“Leena!” his wife yelled and picked up the child, her hands trembling. She had been yelling before, but Max simply didn’t register it over his own thumping heart. His younger daughter began to cry, but the sound of her voice came distant, drowned by disbelief. Blood began to coagulate on the couch, turning it from clean beige to a grimy, brownish color. It had all happened in a span of a few breaths. Tears born of terror rolled down his face. He didn’t feel them on his cheeks or realized they had come, until he witnessed the same tears in his wife’s eyes. And just when it seemed his heart could not beat any faster, his wife’s nose began to bleed as well.

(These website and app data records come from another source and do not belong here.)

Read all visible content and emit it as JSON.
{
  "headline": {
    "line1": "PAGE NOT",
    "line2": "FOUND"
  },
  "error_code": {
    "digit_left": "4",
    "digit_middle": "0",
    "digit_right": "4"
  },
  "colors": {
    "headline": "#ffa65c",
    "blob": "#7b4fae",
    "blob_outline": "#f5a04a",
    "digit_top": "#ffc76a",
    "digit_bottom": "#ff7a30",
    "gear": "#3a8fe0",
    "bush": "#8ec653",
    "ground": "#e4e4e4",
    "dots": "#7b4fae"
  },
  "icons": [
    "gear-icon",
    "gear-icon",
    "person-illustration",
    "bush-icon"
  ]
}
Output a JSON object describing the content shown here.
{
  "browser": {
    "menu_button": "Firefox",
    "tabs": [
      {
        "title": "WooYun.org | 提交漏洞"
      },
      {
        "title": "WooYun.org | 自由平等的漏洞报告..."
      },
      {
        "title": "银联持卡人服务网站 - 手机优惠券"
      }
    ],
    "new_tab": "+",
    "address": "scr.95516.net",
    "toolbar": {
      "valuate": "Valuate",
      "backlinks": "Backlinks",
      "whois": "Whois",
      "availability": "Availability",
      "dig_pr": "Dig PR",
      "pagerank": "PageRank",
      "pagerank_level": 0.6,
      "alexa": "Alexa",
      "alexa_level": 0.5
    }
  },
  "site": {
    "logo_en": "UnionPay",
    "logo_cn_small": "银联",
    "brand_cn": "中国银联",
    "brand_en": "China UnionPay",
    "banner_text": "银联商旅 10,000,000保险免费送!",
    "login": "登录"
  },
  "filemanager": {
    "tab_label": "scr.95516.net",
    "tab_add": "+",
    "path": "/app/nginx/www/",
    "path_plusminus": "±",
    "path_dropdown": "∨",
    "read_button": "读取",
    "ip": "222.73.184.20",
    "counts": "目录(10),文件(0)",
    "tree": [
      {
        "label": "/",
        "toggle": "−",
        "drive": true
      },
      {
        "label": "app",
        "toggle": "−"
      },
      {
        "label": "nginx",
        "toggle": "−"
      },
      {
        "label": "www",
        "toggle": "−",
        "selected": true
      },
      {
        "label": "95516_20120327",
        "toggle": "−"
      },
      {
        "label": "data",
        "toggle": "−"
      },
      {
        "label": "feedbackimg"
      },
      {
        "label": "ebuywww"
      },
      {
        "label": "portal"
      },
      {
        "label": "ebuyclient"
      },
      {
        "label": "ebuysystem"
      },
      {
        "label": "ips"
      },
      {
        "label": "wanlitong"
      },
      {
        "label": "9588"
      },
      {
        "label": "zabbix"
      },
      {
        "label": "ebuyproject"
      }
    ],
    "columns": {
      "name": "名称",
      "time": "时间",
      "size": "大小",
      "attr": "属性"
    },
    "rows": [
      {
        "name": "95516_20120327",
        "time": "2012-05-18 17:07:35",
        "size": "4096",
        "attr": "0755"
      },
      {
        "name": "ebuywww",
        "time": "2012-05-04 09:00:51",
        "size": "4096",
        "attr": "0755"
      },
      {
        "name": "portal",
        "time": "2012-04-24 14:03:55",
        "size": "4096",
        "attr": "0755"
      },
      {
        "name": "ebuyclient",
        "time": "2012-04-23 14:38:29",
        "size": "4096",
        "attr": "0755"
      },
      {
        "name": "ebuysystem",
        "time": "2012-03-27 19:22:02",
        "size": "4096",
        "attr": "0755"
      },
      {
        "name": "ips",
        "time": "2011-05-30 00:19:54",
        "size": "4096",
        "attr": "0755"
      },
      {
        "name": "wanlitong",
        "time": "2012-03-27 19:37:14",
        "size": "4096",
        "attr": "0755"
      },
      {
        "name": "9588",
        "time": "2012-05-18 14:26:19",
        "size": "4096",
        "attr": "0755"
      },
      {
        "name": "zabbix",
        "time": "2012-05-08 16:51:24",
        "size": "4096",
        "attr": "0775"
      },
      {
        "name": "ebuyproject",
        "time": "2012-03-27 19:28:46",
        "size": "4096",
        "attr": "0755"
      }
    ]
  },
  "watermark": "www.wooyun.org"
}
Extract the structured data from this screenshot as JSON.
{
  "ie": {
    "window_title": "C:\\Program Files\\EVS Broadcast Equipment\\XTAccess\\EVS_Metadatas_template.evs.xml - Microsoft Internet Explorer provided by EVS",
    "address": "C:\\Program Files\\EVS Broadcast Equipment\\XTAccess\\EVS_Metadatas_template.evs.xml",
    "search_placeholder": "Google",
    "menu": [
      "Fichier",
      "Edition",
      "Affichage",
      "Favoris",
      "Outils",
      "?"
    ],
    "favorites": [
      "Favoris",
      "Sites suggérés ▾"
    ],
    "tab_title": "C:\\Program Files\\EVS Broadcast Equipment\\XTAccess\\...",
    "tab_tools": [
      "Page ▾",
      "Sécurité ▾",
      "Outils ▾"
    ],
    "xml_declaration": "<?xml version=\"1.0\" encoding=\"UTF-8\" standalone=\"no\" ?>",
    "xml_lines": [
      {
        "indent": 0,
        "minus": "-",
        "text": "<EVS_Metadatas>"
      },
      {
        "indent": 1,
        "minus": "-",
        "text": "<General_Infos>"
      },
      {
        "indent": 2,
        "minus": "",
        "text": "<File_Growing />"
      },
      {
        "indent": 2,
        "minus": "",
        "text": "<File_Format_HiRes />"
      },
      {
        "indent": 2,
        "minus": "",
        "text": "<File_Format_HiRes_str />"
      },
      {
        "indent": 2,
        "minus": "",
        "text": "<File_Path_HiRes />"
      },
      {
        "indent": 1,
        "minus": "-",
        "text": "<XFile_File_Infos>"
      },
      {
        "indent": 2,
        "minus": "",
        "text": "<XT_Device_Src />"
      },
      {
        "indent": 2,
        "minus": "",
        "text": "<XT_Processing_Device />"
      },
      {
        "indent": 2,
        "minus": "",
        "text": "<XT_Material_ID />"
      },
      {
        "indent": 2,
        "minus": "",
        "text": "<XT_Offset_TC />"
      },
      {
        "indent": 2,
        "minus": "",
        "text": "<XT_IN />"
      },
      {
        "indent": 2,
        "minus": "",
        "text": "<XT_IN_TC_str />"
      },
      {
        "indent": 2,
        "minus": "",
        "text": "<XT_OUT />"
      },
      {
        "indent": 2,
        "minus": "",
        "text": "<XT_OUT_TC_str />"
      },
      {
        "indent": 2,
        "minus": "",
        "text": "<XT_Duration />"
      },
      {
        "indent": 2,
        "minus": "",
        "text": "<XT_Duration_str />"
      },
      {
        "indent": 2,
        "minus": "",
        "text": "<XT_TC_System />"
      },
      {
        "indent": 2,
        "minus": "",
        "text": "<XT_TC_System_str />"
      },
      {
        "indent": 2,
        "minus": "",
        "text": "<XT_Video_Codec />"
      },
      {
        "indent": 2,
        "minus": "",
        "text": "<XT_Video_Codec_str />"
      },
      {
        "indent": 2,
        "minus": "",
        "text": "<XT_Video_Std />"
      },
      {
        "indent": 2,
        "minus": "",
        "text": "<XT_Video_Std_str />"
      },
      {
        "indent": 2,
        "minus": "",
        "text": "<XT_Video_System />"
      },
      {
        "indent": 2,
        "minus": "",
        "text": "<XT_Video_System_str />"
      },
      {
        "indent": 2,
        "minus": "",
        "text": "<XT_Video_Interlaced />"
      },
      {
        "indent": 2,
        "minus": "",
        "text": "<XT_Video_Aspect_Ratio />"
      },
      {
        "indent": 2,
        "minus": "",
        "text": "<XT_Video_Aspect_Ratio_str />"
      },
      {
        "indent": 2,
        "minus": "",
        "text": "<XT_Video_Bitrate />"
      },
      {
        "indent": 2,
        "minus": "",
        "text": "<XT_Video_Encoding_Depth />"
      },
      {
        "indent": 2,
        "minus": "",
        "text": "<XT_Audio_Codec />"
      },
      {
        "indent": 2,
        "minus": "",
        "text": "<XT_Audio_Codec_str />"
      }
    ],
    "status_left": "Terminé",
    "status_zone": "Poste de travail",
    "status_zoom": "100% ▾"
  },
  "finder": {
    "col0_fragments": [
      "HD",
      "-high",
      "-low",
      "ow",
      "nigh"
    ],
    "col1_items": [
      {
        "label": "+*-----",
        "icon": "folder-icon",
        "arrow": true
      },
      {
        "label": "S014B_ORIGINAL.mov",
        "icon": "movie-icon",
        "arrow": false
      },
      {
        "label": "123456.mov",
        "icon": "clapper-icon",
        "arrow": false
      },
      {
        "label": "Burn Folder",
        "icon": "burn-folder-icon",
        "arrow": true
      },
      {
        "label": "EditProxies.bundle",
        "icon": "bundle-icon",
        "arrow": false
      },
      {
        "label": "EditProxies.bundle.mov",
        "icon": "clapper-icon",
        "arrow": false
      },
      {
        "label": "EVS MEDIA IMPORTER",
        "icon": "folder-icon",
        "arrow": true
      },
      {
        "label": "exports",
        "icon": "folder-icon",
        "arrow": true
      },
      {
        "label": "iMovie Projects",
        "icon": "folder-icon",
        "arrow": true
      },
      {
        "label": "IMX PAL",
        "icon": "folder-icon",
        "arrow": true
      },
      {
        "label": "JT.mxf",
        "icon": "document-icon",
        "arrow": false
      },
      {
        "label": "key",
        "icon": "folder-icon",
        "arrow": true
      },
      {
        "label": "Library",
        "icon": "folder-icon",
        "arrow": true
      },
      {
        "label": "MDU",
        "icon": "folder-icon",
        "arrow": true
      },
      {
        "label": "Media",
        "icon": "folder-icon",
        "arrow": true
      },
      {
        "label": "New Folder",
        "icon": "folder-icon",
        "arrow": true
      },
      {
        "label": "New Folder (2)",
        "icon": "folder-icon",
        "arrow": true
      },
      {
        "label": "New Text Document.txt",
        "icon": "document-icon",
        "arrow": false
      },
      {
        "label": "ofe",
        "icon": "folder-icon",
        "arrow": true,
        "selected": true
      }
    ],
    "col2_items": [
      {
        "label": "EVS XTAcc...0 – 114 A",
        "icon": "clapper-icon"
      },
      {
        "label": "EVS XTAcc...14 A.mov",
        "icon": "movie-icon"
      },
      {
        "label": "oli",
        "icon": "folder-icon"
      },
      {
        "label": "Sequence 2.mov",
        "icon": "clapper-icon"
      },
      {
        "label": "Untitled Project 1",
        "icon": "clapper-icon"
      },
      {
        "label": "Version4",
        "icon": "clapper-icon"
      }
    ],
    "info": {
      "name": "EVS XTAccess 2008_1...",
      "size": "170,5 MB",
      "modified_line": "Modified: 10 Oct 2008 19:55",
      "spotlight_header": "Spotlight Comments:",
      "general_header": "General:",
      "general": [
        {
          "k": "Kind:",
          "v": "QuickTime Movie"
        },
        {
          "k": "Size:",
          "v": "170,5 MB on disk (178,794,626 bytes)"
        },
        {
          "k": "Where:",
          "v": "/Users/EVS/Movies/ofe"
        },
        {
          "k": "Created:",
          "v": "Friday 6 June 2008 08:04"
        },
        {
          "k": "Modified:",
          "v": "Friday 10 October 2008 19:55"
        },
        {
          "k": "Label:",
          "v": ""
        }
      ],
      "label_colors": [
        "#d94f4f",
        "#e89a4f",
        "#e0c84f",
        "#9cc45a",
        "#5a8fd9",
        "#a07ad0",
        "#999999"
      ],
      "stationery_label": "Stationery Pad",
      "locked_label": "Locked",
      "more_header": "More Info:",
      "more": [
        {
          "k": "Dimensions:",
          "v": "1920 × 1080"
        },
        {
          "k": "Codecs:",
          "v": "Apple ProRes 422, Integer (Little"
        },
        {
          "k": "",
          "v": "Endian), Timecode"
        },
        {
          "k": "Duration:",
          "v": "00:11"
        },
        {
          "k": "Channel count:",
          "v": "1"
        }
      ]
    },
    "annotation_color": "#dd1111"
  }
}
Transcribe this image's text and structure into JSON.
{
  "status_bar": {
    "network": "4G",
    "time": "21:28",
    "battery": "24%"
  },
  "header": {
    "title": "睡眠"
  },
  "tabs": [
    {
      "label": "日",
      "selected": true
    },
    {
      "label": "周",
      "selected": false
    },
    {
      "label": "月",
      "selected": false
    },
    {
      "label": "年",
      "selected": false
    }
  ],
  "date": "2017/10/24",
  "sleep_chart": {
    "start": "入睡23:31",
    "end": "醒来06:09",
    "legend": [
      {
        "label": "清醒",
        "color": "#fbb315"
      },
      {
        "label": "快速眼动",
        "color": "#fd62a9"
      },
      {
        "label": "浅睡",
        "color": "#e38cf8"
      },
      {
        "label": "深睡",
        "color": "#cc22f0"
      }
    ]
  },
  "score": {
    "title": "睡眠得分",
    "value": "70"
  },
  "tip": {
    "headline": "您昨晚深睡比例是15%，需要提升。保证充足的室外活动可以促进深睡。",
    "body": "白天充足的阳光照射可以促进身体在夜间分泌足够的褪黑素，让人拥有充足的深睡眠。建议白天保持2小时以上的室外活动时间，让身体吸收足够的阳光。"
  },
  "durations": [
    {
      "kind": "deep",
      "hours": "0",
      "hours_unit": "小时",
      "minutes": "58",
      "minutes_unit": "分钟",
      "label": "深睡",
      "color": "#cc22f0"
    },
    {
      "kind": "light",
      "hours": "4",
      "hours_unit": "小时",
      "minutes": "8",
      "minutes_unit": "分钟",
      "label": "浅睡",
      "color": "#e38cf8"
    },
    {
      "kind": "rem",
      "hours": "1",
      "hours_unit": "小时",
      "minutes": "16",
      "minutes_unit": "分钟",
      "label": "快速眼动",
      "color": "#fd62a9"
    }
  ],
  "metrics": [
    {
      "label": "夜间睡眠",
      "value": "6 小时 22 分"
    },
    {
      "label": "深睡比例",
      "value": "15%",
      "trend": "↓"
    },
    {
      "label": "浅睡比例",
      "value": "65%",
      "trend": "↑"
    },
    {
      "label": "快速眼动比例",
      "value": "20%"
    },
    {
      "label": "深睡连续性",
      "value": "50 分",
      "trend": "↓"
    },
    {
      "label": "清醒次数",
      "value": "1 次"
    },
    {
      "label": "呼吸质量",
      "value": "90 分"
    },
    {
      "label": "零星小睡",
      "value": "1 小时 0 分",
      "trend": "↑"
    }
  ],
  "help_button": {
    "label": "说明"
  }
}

His thoughts filled with fire, their flames the color of insanity. Then… blank. He considered it a blessing now – the fact that he couldn’t remember his wife and his first child dying one by one. He didn’t want to remember. Fortunately, those images had been pushed aside by rage. A rage over the man he had inexplicably loved only moments before. Anger became the only clarity which remained. He tried to direct it, the rage, tried to pour it on the face that had somehow killed his family, but the memory of it no longer existed – deleted from his mind. Fear and helplessness gripped him.
How could he explain why his entire family was dead? And how could he expect anyone to believe him?
Max knew, without a doubt; he had to find Him. Him who had murdered all that he had loved. He cried in wet sobs, clutching his youngest daughter to his chest. His tears felt like they might burn through his cheeks. His stomach churned, slowly shrinking into the size of a needle-tip with each breath. His tears intermixed with their blood as they fell, he could hear each drop as it hit the soft fabric of the couch.
Then, His voice found him.
Max’s head throbbed as the sound came clearer and deeper than any he had ever heard before, “I can bring them back,” it claimed.